Task goal: What lines in the material hold the string "CLOVA"? Return every one of them.
Segment Start: Extracted information
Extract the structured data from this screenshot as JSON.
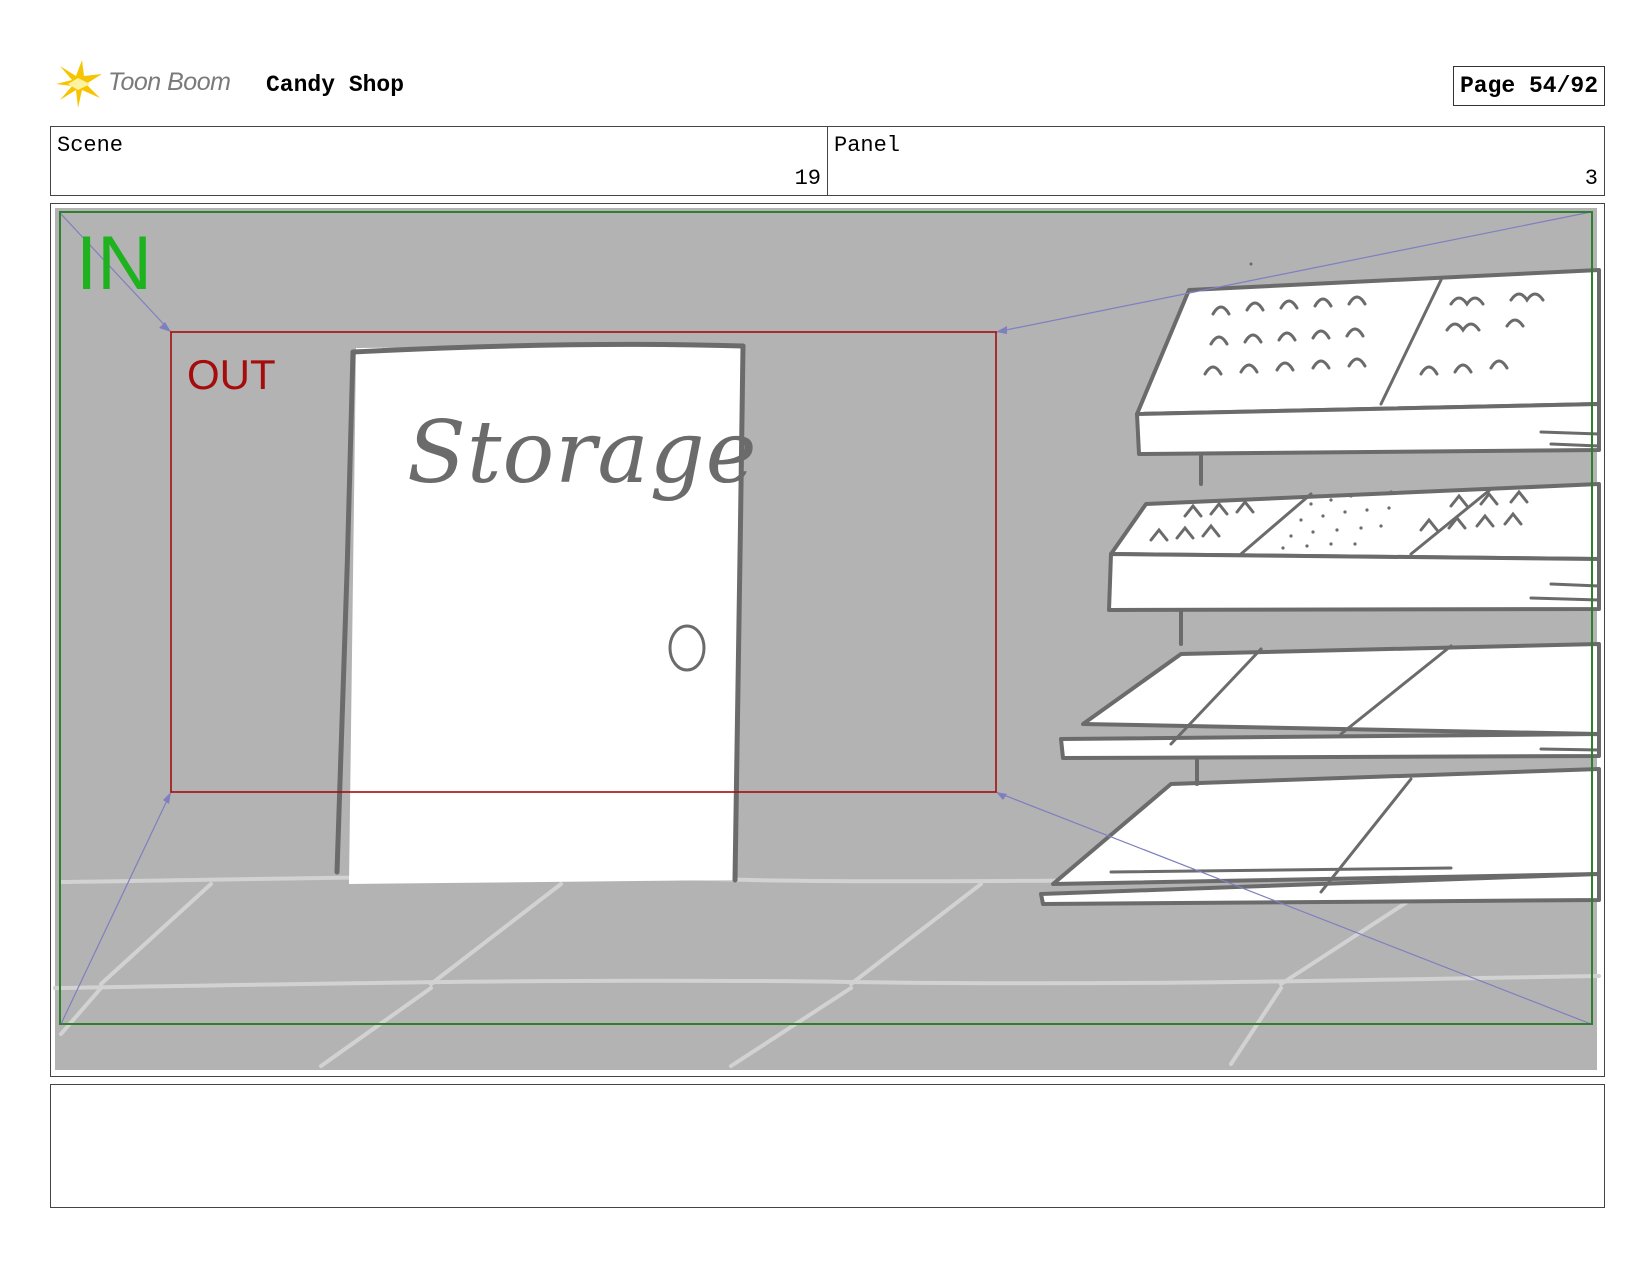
{
  "header": {
    "logo_text": "Toon Boom",
    "project_title": "Candy Shop",
    "page_indicator": "Page 54/92"
  },
  "info": {
    "scene_label": "Scene",
    "scene_value": "19",
    "panel_label": "Panel",
    "panel_value": "3"
  },
  "frame": {
    "in_label": "IN",
    "out_label": "OUT",
    "door_sign": "Storage"
  },
  "colors": {
    "in_frame": "#1fb21f",
    "out_frame": "#a50d0d",
    "camera_lines": "#7f7fc0",
    "background_fill": "#b3b3b3",
    "sketch_lines": "#6b6b6b"
  },
  "notes": {
    "text": ""
  }
}
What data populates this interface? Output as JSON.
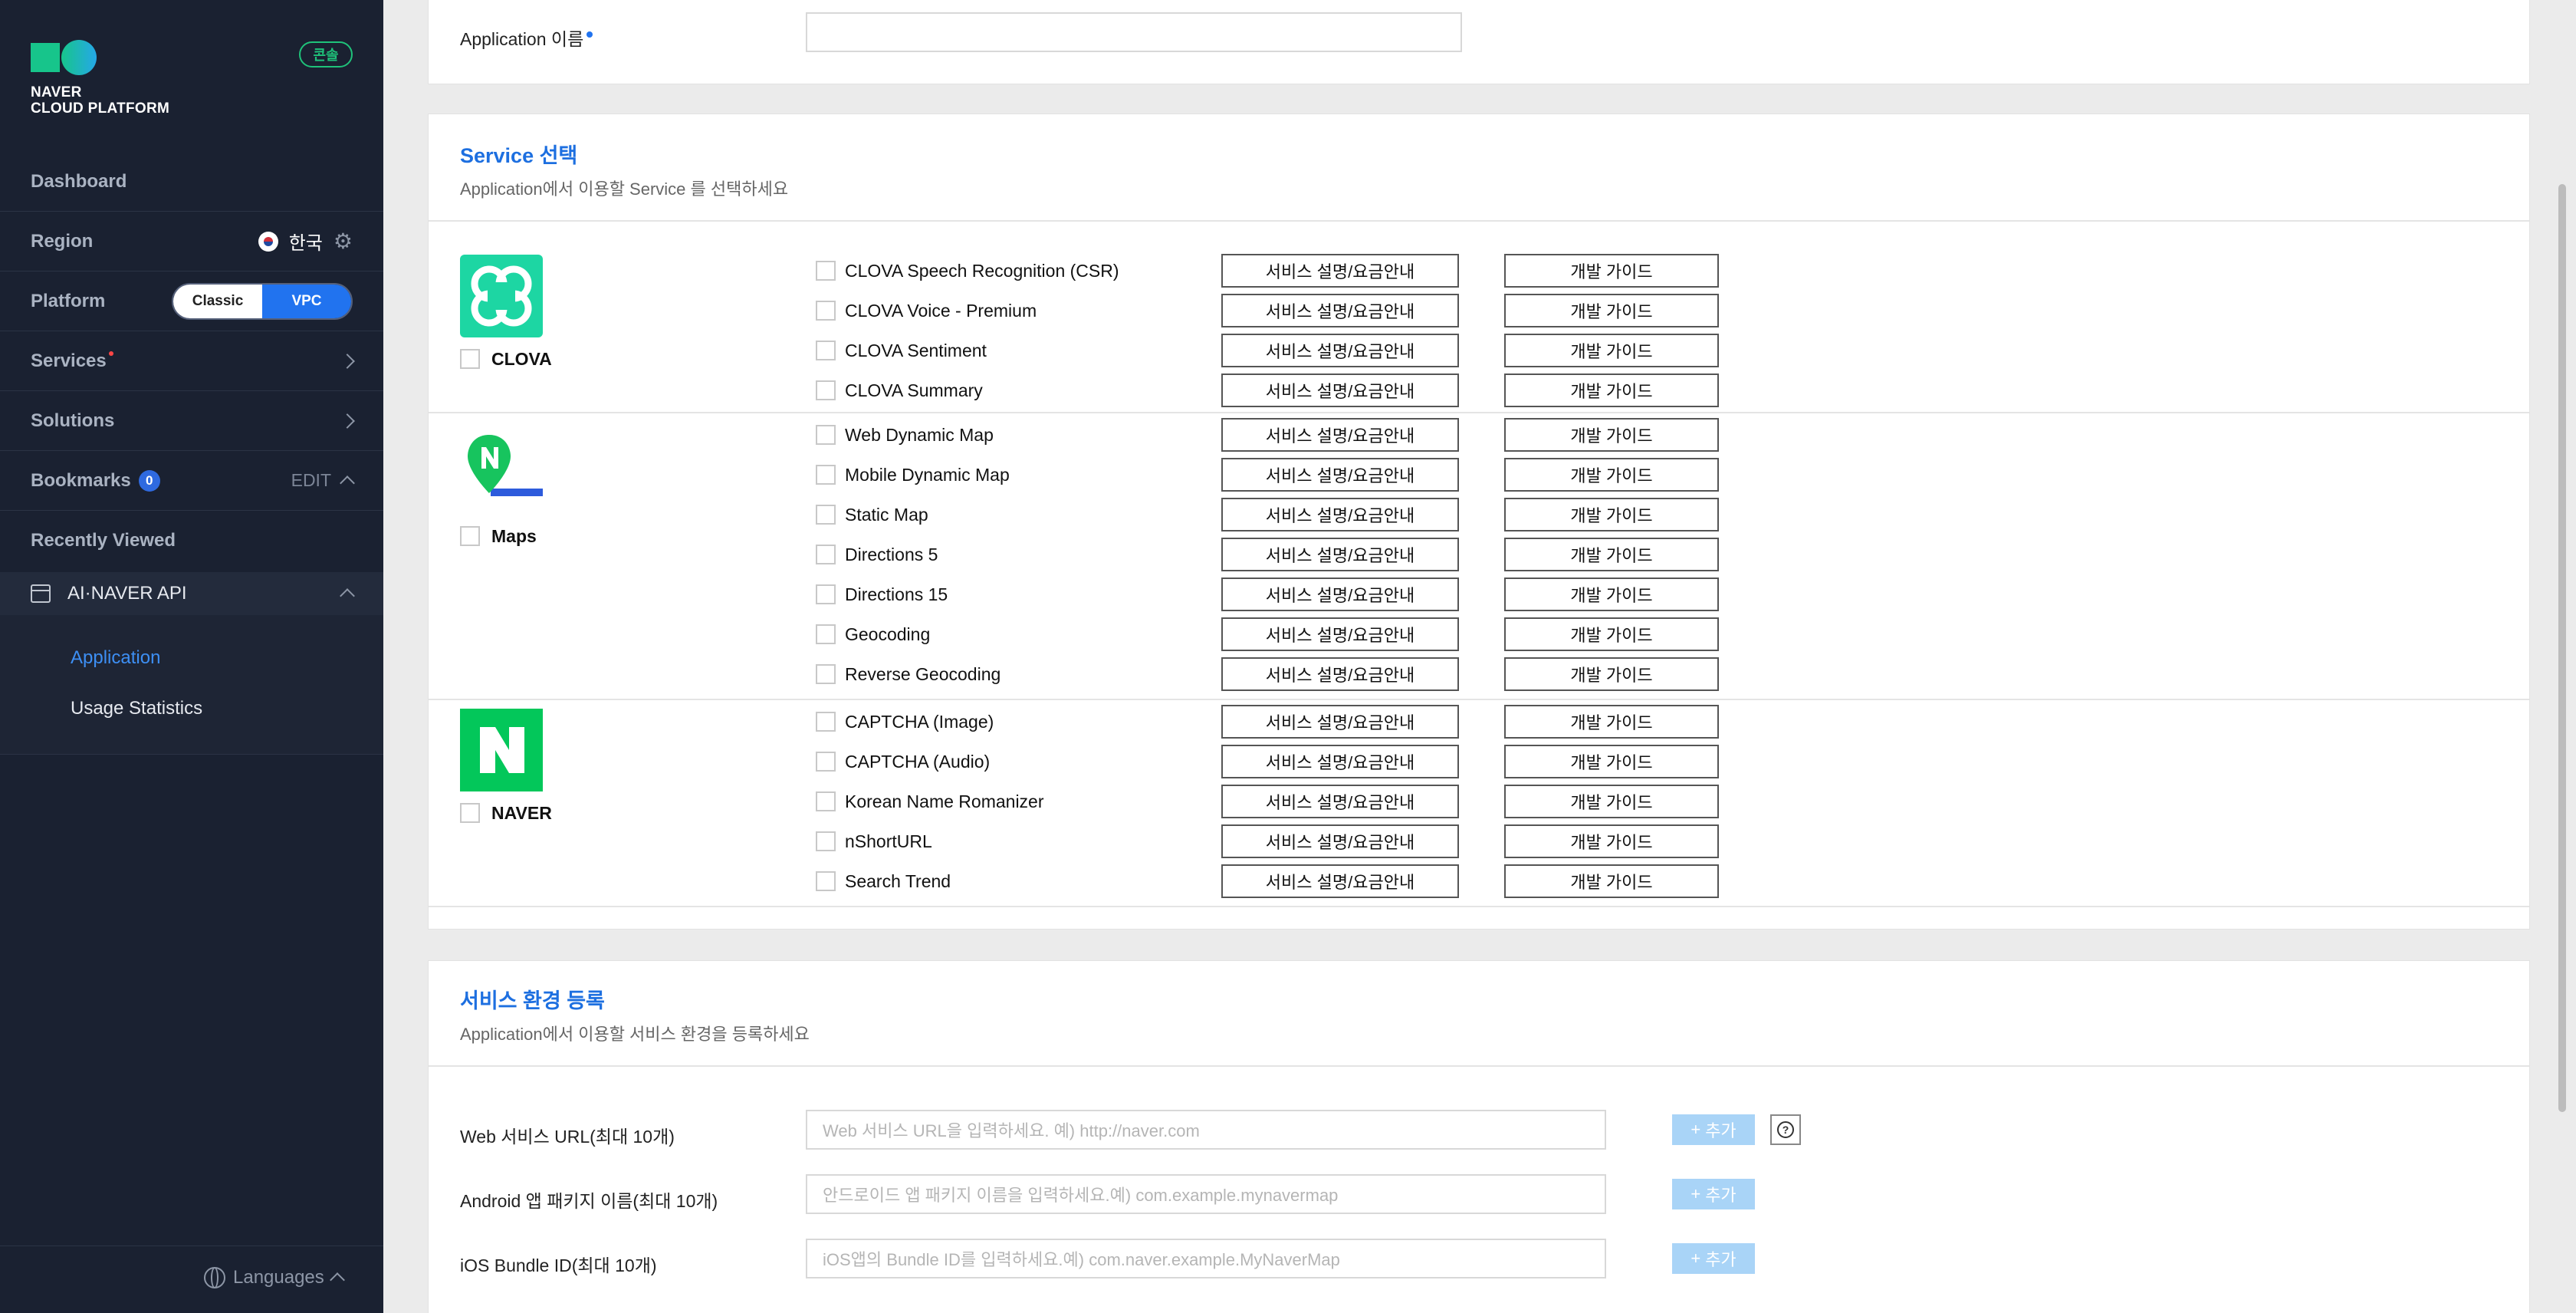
{
  "sidebar": {
    "logo_line1": "NAVER",
    "logo_line2": "CLOUD PLATFORM",
    "console_badge": "콘솔",
    "dashboard": "Dashboard",
    "region_label": "Region",
    "region_value": "한국",
    "platform_label": "Platform",
    "platform_classic": "Classic",
    "platform_vpc": "VPC",
    "services": "Services",
    "solutions": "Solutions",
    "bookmarks": "Bookmarks",
    "bookmarks_count": "0",
    "bookmarks_edit": "EDIT",
    "recently_viewed": "Recently Viewed",
    "api_group": "AI·NAVER API",
    "sub_items": [
      "Application",
      "Usage Statistics"
    ],
    "languages": "Languages"
  },
  "app_name": {
    "label": "Application 이름"
  },
  "service_select": {
    "title": "Service 선택",
    "subtitle": "Application에서 이용할 Service 를 선택하세요",
    "desc_button": "서비스 설명/요금안내",
    "guide_button": "개발 가이드",
    "groups": [
      {
        "name": "CLOVA",
        "services": [
          "CLOVA Speech Recognition (CSR)",
          "CLOVA Voice - Premium",
          "CLOVA Sentiment",
          "CLOVA Summary"
        ]
      },
      {
        "name": "Maps",
        "services": [
          "Web Dynamic Map",
          "Mobile Dynamic Map",
          "Static Map",
          "Directions 5",
          "Directions 15",
          "Geocoding",
          "Reverse Geocoding"
        ]
      },
      {
        "name": "NAVER",
        "services": [
          "CAPTCHA (Image)",
          "CAPTCHA (Audio)",
          "Korean Name Romanizer",
          "nShortURL",
          "Search Trend"
        ]
      }
    ]
  },
  "service_env": {
    "title": "서비스 환경 등록",
    "subtitle": "Application에서 이용할 서비스 환경을 등록하세요",
    "add_label": "추가",
    "fields": [
      {
        "label": "Web 서비스 URL(최대 10개)",
        "placeholder": "Web 서비스 URL을 입력하세요. 예) http://naver.com"
      },
      {
        "label": "Android 앱 패키지 이름(최대 10개)",
        "placeholder": "안드로이드 앱 패키지 이름을 입력하세요.예) com.example.mynavermap"
      },
      {
        "label": "iOS Bundle ID(최대 10개)",
        "placeholder": "iOS앱의 Bundle ID를 입력하세요.예) com.naver.example.MyNaverMap"
      }
    ]
  },
  "colors": {
    "sidebar_bg": "#1a2131",
    "accent": "#2173ef",
    "title_blue": "#1d6fe0",
    "brand_green": "#1fc27a",
    "naver_green": "#03c75a"
  }
}
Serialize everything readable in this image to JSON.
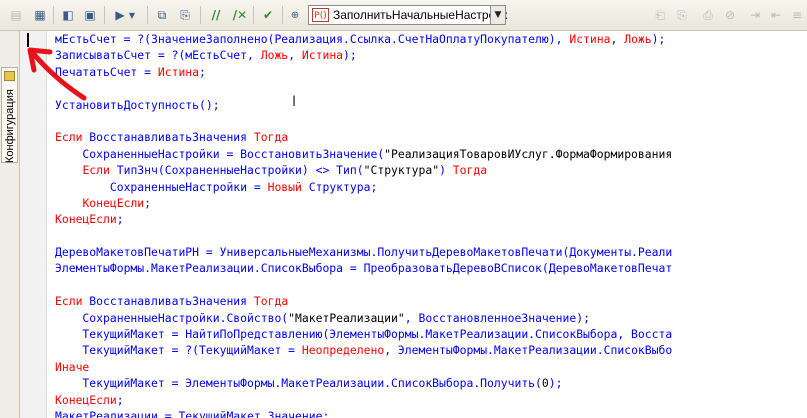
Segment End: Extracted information
Solved problem:
        "name": "CLOVA",
          "CLOVA Speech Recognition (CSR)",
          "CLOVA Voice - Premium",
          "CLOVA Sentiment",
          "CLOVA Summary"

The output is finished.